COVID-19 has presented unforeseen challenges to our communities, and the local organizations supporting them have had to adapt to emerging needs with incredible speed. Similarly, our role as evaluators, facilitators, and consultants looks far different a few months into the pandemic than we could have imagined at its onset.
Continuing to center empathy in our work
Our personal and professional lives have intersected in new and challenging ways throughout the COVID-19 pandemic. Our firm has always aimed to put the emotional well-being of our colleagues and clients front and center. During this pandemic, we especially seek to have empathy for each individual’s personal and professional situation and acknowledge that everyone has been affected in different ways. We understand and expect that meetings will often need to be rescheduled due to personal matters; that children, parents, and animals may make guest appearances during video meetings; that communication methods need to be extra flexible; and that many will need to care for loved ones full-time in addition to fulfilling their professional responsibilities.
This heightened focus on empathy is connecting us with clients in a more personal way and allowing us to learn more about each other outside of our work lives. Such focused attention on each other’s multiple identities is strengthening our relationships in ways we never expected and leading to a stronger shared commitment to our work.
Recognizing changing contexts and responding to emerging needs
The COVID-19 crisis has pushed us to become even more deeply embedded into the fabric of the communities in which we work. As with any large, systemic shift in community circumstances, we are incorporating COVID-19 into the larger context of our work—through dedicating data collection efforts to understanding the impact of COVID-19 on community members’ health and well-being, and assessing participants’ understanding of their organization’s policies around family leave, health, and remote work. We are highlighting the impacts of COVID-19 in reports and presentations with the addition of relevant health data and information. For example, one recent public sector project specifically addressed how people experiencing homeless would be disproportionately impacted by the pandemic.
While proactive strategies have always been a hallmark of our practice, crises like COVID-19 necessitate reflection on project progress. In addition to contextualizing research within a systems-thinking narrative, we practice adaptable evaluation approaches using contingency plans and mid-course corrections. It is often beneficial to revisit scopes of work to ensure alignment between original project goals while simultaneously addressing systemic shifts in the project and larger community context. We have found success in asking clients whether the original timeline and review process will work with current demands on their time, and whether they’d like our team’s role to shift to most effectively complete the work.
Addressing digital inequities among clients and community members
Like many others at this time, we are using video platforms, such as Zoom, HighFive, and GotoMeeting as a primary means to connect with clients and partners. As the use of these platforms for various purposes has increased, we are attuned to inequities in computer and internet access. We have also seen many benefits of using digital platforms to increase engagement across our communities.

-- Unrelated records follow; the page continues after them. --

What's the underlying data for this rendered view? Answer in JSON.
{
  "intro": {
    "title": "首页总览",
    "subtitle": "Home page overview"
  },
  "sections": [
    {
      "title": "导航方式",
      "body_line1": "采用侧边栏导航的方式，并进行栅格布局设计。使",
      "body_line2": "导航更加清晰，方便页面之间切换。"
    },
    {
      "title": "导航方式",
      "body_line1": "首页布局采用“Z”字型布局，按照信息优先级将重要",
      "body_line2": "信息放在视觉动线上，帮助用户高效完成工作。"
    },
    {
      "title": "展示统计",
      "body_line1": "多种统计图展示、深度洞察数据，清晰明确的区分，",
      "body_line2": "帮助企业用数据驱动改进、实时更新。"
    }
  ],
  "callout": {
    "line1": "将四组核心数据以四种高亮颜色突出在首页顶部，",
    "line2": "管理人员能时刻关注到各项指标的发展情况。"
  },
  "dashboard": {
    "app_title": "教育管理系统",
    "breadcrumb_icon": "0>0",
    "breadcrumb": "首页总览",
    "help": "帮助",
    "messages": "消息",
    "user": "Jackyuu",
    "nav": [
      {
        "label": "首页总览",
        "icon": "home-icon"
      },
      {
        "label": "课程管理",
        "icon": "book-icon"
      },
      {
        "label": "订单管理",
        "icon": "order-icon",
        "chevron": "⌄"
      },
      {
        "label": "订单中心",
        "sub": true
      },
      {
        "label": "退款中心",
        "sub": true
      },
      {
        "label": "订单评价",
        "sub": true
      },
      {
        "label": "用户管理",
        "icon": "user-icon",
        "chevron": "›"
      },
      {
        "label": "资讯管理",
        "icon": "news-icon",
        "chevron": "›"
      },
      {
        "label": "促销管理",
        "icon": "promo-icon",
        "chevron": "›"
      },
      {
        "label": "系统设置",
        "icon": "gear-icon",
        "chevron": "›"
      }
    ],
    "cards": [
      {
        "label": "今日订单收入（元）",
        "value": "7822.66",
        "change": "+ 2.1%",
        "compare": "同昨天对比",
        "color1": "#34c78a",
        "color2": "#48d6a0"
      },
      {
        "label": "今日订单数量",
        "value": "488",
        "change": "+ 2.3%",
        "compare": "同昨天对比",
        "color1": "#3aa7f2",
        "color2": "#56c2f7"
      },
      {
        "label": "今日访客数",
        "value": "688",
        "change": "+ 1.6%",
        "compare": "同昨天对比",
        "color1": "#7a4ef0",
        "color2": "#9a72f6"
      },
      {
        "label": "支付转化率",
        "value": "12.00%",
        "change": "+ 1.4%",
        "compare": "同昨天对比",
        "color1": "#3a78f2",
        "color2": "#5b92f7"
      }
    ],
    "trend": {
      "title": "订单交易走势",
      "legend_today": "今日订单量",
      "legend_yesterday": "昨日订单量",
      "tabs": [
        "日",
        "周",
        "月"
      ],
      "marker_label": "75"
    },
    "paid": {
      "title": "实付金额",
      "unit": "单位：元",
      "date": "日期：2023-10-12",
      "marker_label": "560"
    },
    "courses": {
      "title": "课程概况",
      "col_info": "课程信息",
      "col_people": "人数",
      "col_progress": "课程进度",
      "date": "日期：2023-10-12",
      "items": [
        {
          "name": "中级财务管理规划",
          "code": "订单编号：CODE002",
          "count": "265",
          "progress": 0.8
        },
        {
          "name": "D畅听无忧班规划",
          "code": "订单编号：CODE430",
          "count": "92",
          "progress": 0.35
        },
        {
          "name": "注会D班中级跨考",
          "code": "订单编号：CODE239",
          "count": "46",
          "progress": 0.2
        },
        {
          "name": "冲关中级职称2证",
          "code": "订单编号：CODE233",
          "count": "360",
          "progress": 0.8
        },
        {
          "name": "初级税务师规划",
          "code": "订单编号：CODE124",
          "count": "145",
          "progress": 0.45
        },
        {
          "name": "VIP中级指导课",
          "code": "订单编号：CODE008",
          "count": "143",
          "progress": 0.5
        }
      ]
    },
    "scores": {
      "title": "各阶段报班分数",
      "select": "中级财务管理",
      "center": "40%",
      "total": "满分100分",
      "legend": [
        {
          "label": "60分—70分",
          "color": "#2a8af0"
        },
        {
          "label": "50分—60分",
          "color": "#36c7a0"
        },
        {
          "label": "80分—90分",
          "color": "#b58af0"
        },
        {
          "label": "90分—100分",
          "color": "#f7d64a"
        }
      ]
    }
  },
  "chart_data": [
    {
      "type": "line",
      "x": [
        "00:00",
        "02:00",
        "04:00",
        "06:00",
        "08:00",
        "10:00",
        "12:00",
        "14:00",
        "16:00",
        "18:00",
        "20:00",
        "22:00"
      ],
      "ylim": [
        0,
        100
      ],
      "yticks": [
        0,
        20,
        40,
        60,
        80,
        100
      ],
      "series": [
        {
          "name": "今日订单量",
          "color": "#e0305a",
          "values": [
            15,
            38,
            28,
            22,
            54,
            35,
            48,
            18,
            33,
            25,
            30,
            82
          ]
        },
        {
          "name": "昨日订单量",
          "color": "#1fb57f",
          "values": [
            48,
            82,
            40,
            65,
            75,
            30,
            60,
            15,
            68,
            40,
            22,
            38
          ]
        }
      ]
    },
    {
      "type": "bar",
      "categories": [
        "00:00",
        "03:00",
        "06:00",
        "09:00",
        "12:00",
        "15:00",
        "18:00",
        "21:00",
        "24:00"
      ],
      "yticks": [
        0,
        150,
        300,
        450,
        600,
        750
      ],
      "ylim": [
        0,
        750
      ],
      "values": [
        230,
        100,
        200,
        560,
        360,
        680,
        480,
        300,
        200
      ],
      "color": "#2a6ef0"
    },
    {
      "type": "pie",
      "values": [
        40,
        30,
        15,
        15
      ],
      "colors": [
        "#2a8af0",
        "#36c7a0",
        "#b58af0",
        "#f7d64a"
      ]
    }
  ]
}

For example, using virtual platforms for focus groups reduces the time and travel costs associated with participation. Removing these barriers has allowed us to broaden our pool of participants, which has been especially beneficial to our ability to engage with more people living in rural areas. Especially at a time when in-person meetings are not feasible, the unique benefits we have experienced with virtual focus groups have highlighted their ongoing importance a valuable data collection tool.
Although there are benefits to virtual focus groups and convenings, we are mindful of inequities in access to and familiarity with technology that may be prohibitive of participation. To help participants feel prepared to participate in a digital focus group, we actively inquire about accessibility, clearly communicate instructions, and encourage questions prior to the meeting. Often collecting data through multiple means (e.g., email survey in addition to video calls) can help meet participants where they are, and many video platforms allow for phone dial-in for those without internet access. We also encourage participants to complete a preparedness checklist to ensure they have basic technology and information necessary to participate in the focus group (e.g., instructions to access and download the video platform prior to the meeting, review the group expectations and agreements). This also allows us to address questions and ensure participants’ comfort in advance of the meeting.
Though COVID-19 has brought darkness and unexpected change to the world, we are drawing light from the situation we are in. The pandemic has provided us an important moment of reflection in our daily practices. With this we have recommitted to the pieces of our work and relationships that are most important, and we are more committed than ever to using the power of data to build thriving communities. Some of our adapted approaches build upon goals we’ve always held, such as bringing empathy and equity to the work. Others are novel approaches to connecting community members and creating contingency plans for projects that can no longer be executed as originally planned.
In sharing what we are experiencing and learning, we hope to spark a conversation about how we can evolve and strengthen evaluation work during uncertain times. As a field, we must recommit to why we do our work, and consider opportunities to work together and share the lessons and insights we are gaining during this time to improve our practices in the long-term.